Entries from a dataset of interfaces
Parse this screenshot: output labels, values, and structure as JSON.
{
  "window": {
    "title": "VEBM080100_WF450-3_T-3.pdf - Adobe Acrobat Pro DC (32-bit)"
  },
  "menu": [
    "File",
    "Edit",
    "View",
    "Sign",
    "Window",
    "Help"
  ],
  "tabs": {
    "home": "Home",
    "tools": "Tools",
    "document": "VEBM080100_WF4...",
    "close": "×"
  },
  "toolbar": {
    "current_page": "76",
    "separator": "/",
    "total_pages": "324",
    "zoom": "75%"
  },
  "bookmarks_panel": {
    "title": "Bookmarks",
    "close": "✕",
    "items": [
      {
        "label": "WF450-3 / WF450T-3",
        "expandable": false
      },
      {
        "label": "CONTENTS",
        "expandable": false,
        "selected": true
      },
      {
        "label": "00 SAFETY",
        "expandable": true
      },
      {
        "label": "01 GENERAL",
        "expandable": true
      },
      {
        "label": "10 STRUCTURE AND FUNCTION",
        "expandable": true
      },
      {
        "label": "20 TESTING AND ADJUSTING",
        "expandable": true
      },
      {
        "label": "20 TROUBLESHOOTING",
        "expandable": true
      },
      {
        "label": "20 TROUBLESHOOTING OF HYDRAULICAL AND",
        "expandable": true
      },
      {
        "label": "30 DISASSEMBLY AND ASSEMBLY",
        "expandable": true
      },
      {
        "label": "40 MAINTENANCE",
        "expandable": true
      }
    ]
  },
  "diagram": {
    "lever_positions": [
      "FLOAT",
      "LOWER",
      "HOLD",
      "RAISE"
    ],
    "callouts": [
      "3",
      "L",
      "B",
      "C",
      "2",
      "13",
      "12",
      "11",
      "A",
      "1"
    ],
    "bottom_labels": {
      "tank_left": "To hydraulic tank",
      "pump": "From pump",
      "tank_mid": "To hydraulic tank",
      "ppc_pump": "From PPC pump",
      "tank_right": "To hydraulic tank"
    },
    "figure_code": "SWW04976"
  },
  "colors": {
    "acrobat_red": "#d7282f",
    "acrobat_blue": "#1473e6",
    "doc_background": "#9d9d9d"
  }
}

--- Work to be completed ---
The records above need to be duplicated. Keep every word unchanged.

--- Output below ---
Parse this screenshot: output labels, values, and structure as JSON.
{
  "window": {
    "title": "VEBM080100_WF450-3_T-3.pdf - Adobe Acrobat Pro DC (32-bit)"
  },
  "menu": [
    "File",
    "Edit",
    "View",
    "Sign",
    "Window",
    "Help"
  ],
  "tabs": {
    "home": "Home",
    "tools": "Tools",
    "document": "VEBM080100_WF4...",
    "close": "×"
  },
  "toolbar": {
    "current_page": "76",
    "separator": "/",
    "total_pages": "324",
    "zoom": "75%"
  },
  "bookmarks_panel": {
    "title": "Bookmarks",
    "close": "✕",
    "items": [
      {
        "label": "WF450-3 / WF450T-3",
        "expandable": false
      },
      {
        "label": "CONTENTS",
        "expandable": false,
        "selected": true
      },
      {
        "label": "00 SAFETY",
        "expandable": true
      },
      {
        "label": "01 GENERAL",
        "expandable": true
      },
      {
        "label": "10 STRUCTURE AND FUNCTION",
        "expandable": true
      },
      {
        "label": "20 TESTING AND ADJUSTING",
        "expandable": true
      },
      {
        "label": "20 TROUBLESHOOTING",
        "expandable": true
      },
      {
        "label": "20 TROUBLESHOOTING OF HYDRAULICAL AND",
        "expandable": true
      },
      {
        "label": "30 DISASSEMBLY AND ASSEMBLY",
        "expandable": true
      },
      {
        "label": "40 MAINTENANCE",
        "expandable": true
      }
    ]
  },
  "diagram": {
    "lever_positions": [
      "FLOAT",
      "LOWER",
      "HOLD",
      "RAISE"
    ],
    "callouts": [
      "3",
      "L",
      "B",
      "C",
      "2",
      "13",
      "12",
      "11",
      "A",
      "1"
    ],
    "bottom_labels": {
      "tank_left": "To hydraulic tank",
      "pump": "From pump",
      "tank_mid": "To hydraulic tank",
      "ppc_pump": "From PPC pump",
      "tank_right": "To hydraulic tank"
    },
    "figure_code": "SWW04976"
  },
  "colors": {
    "acrobat_red": "#d7282f",
    "acrobat_blue": "#1473e6",
    "doc_background": "#9d9d9d"
  }
}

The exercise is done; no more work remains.